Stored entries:
---+---
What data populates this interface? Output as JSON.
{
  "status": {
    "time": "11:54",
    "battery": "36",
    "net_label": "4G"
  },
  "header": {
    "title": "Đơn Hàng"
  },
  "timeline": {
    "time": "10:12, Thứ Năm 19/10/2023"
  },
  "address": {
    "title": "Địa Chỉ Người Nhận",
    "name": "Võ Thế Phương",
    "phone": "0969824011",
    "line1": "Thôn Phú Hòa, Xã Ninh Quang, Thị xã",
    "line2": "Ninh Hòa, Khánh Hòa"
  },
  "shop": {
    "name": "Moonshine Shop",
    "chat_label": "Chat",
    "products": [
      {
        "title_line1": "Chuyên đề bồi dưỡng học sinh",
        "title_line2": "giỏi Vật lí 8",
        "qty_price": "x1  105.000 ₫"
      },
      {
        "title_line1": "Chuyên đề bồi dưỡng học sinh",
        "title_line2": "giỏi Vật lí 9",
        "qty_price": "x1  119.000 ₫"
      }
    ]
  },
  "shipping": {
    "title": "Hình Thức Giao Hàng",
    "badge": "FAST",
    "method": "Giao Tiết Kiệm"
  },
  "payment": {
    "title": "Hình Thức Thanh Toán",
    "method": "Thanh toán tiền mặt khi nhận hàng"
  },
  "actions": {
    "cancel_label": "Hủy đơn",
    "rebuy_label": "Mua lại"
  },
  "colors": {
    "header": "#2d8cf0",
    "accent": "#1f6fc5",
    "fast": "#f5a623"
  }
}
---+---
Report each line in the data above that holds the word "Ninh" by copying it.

- **SOLUTION**:
    "line1": "Thôn Phú Hòa, Xã Ninh Quang, Thị xã",
    "line2": "Ninh Hòa, Khánh Hòa"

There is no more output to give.